Should people stop using electric blankets because scientists suspect they may cause cancer or a miscarriage?

Food and Drug Administration officials won't advise one way or the other.But they will tell you that the studies, while still inconsistent and inconclusive, are getting more troubling.

Even three years ago, the FDA said there was not enough evidence to be concerned, "but now the evidence is not as amenable to discounting," said F. Alan Andersen, an official in the agency's Center for Devices and Radiological Health.

On Thursday, a divided FDA advisory committee endorsed the agency's policy that recognizes the suspicious link between electric blankets and cancer and miscarriages but stops short of a public warning of danger.

"We can't say there is no public health concern, but we can't quantify it (the risk)," Anderson said.

Panel members told the FDA to continue working with industry to make manufacturing changes to reduce the very low frequency radiation emitted by electric blankets and to continue monitoring scientific studies.

Anderson describes the evidence now as showing "a suggested association between exposure (to low levels of electromagnetic radiation) and the possibility of adverse health outcomes," including cancer and miscarriages.
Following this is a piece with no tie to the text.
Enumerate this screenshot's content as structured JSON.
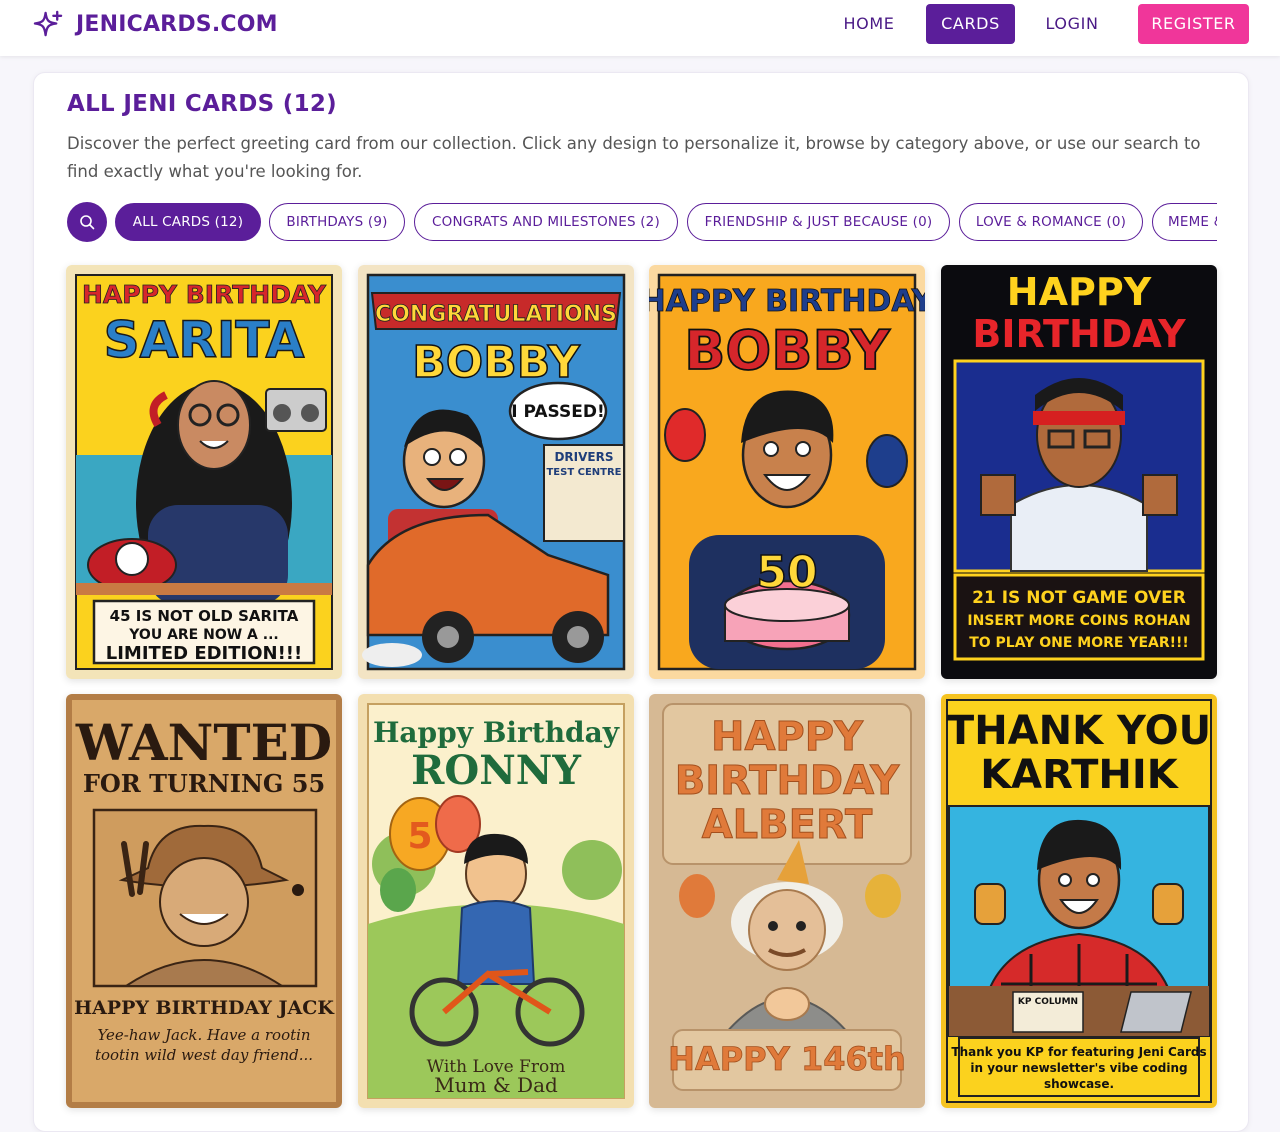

"It's too soon to regulate, but it's (also) too soon to walk away," said panel member Mary E. Moore.